Tune in on October 19th at 2pm Eastern Time to hear Ray Bagley, Product Management Director at Spatial, present the webinar, Solving the Multi-Application Challenge to get from CAD Model to 3D Print. This webinar, hosted by, will explore the rapidly evolving needs of additive manufacturing software applications, covering:

  • What defines the ideal software platform for OEMs and independent software vendors (ISVs) that will allow end users to perform all the needed tasks in a single application.
  • How to avoid degradation of a design when moving from CAD to STL.
  • How to optimize the design for 3D printing through smart setup choices.
  • How to take advantage of hybrid additive/subtractive technology.

Visit to register for this webinar.

Partnership Focus – ModuleWorks

ModuleWorks is the leading supplier of CAD/CAM software development toolkits for machining and simulation. The long history of cooperation between the company and Spatial has ensured fast and flexible integration of libraries from both companies into CAD/CAM applications, accelerating the development of advanced, cost-effective workflow solutions for our mutual customers.

Recently ModuleWorks launched new high-performance additive components that when combined with the power of Spatial’s CGM Polyhedra SDK, empower ISVs with the tools they need to provide new, powerful, 3D printing solutions for end users.


This combined solution relies on CGM Polyhedra SDK, with its sophisticated surface recognition and powerful checking and healing capabilities, to deliver a precise, watertight mesh. This mesh, along with high-precision CAD data, can then be passed to the high-performance ModuleWorks components to create complete, cost-effective workflows for high-quality additive and hybrid machining applications. The ModuleWorks additive software components offer toolpath calculation and simulation, as well as advanced nozzle and material definition, multiple STL capabilities, and automatic nesting.

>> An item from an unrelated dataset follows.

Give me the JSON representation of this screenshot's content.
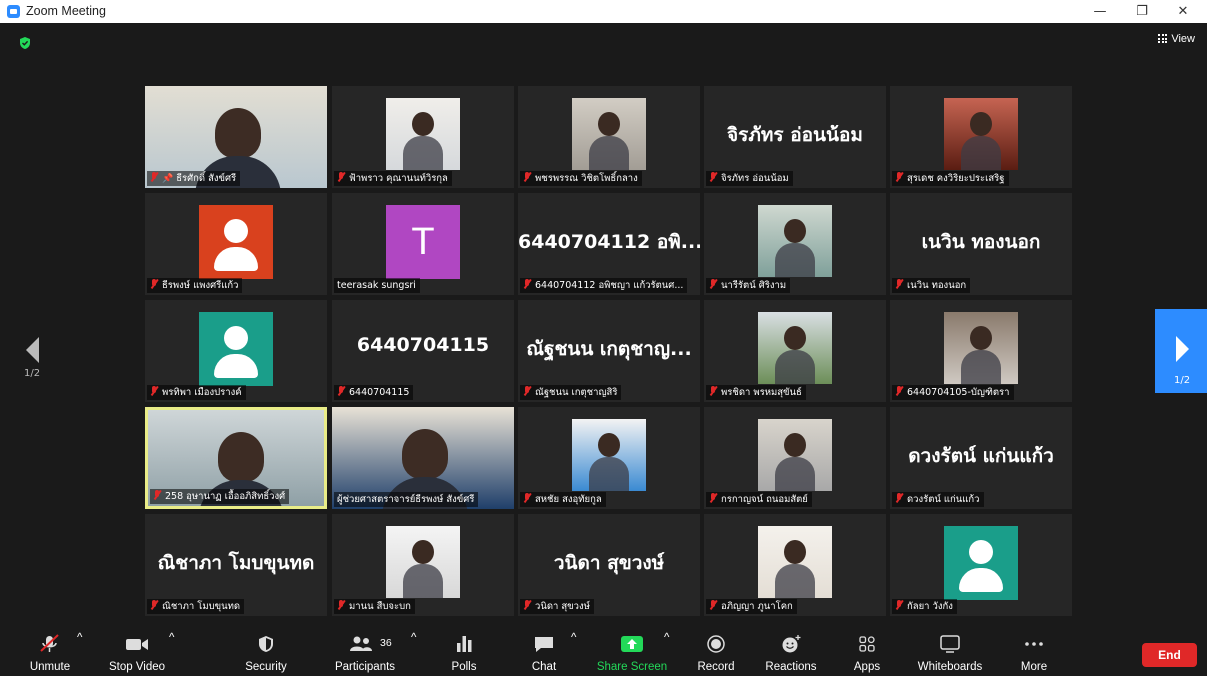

To learn more, visit Introduction to ModuleWorks.

Customer Spotlight – Coventor

Coventor and Spatial have long collaborated to bring best-in-class 3D modeling technology to design automation and virtual fabrication solutions targeting microelectromechanical systems (MEMS) and semiconductor devices. Recently, Coventor announced the release of CoventorMP. This new platform combines the complementary strengths of Coventor’s industry-leading software tools for MEMS design, CoventorWare and MEMS+, into a single powerful environment for MEMS design automation. This solution provides a seamless path for integrating MEMS sensors and actuators into system-in-package (SiP) components targeted at Internet of Things (IoT) devices.

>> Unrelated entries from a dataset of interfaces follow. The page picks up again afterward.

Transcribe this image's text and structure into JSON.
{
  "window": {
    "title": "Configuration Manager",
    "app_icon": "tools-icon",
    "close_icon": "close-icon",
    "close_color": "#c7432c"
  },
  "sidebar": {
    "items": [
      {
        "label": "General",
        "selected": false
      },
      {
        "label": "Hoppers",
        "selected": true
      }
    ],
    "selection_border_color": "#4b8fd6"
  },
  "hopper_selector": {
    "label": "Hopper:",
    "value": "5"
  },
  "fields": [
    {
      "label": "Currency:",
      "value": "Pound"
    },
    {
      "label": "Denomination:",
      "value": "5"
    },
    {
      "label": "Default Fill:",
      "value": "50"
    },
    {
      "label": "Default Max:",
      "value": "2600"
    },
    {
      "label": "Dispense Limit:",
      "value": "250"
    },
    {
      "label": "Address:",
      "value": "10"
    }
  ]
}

Key to this new platform is advanced modeling supplied by Spatial’s 3D ACIS Modeler. By using a common modeling kernel, both Coventor solutions can reference the same model, regardless of whether for exploring the physical design space or multi-domain physics simulation.

To learn more, visit CoventorMP Overview.

Blogs, etc.

In case you missed it, here are a few highlights from our recent blog posts.

Spending Development Resources Wisely

In the 3D modeling space, application developers face a number of challenges — getting to market on time, delivering the right feature set, producing a high-quality product — all while staying within budget. For companies to remain competitive, it is critical to invest resources and time on developing differentiated product features, rather than on behind-the-scenes, enabling technology.

This blog post covers the make-versus-buy decision companies face when it comes to critical software technology.

Rounding Dimension Values from 3D InterOp

One of the first things that a new developer in geometric modeling gets to learn is that calculations using floating point values can introduce tiny inaccuracies due to the precision of the floating point representation. Due to the way floating point numbers are represented in computers, 0.2375 does not have that exact value when assigned to a double in C++.

This blog post discusses the issue of variances between displayed values being rounded versus the actual number being held in memory.

Subscribe to the Spatial Blend